- INSTRUCTIONS FOR THE TASK -
Wherever the word "JSON" shows up in the data, report the line it sits in.

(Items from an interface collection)
Segment Open

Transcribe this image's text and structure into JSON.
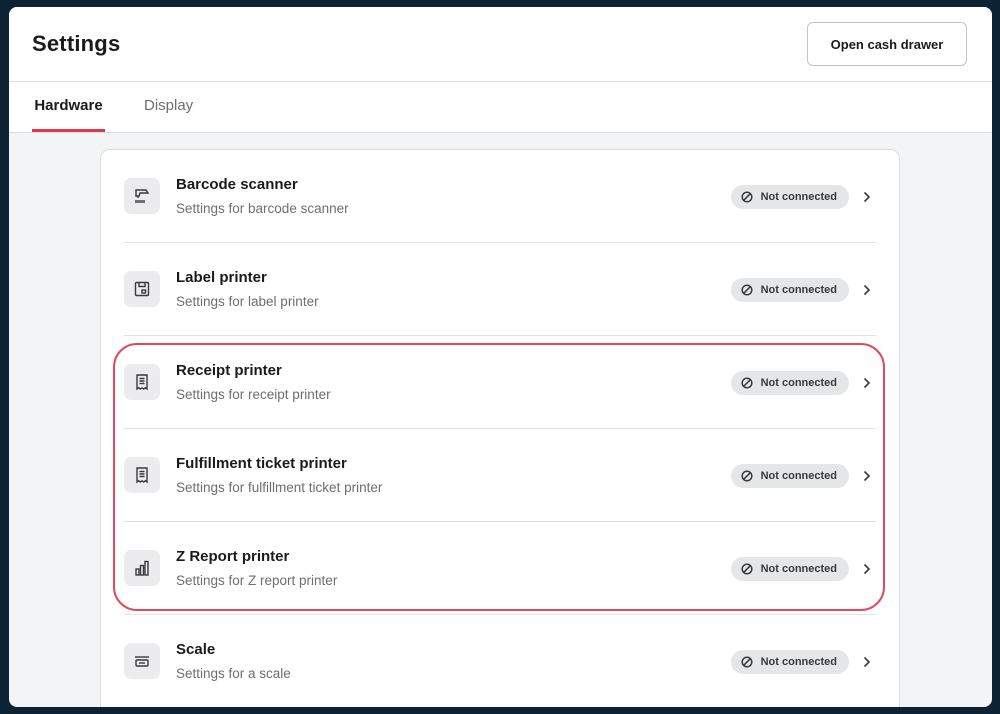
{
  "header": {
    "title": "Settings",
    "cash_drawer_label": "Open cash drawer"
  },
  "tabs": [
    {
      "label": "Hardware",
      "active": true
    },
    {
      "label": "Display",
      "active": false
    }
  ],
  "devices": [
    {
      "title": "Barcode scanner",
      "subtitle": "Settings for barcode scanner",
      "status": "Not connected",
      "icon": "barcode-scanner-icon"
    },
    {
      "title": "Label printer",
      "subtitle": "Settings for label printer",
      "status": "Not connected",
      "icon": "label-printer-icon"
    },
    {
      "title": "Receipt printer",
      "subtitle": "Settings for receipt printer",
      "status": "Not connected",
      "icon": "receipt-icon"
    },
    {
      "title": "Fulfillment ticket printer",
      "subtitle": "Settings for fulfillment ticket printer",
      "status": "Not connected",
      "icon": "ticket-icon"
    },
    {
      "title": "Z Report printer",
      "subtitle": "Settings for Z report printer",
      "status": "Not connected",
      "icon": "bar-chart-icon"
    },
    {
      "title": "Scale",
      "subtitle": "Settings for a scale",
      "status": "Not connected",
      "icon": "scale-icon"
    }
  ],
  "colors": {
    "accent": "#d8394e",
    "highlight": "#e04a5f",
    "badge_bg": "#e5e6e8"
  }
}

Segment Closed
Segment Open

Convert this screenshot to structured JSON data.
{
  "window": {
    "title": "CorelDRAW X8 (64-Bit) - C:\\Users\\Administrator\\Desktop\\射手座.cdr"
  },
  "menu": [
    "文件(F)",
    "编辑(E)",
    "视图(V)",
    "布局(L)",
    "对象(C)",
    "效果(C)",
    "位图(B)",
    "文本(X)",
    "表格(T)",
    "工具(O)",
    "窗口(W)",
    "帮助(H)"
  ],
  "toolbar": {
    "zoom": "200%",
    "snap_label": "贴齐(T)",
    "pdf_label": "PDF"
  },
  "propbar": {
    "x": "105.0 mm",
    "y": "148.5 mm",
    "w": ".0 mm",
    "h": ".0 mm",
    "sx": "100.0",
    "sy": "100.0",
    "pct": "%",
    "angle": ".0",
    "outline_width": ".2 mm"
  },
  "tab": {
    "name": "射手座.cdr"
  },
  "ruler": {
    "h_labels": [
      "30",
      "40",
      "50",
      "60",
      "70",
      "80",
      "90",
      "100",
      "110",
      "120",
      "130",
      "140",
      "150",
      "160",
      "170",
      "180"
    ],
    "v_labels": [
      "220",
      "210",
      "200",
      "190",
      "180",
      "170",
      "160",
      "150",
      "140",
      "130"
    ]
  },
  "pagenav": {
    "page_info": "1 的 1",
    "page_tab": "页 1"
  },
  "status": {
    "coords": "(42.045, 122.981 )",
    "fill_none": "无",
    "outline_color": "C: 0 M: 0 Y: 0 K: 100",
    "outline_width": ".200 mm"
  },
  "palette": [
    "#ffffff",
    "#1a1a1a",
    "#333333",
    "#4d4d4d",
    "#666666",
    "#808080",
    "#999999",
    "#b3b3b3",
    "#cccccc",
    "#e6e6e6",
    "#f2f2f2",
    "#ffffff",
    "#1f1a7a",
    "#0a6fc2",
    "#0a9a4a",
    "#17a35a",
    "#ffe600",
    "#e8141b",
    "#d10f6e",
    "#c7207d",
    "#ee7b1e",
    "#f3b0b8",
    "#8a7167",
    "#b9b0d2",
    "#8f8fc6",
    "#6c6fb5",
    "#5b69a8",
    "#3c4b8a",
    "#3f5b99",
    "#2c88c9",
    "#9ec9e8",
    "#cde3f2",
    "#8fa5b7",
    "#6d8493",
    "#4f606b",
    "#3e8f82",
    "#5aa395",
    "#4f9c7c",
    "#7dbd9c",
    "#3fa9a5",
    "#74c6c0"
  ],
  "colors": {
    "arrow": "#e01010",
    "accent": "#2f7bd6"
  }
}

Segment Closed

- EXERCISE SOLUTION -
Transcribe this image's text and structure into JSON.
Convert this screenshot to structured JSON data.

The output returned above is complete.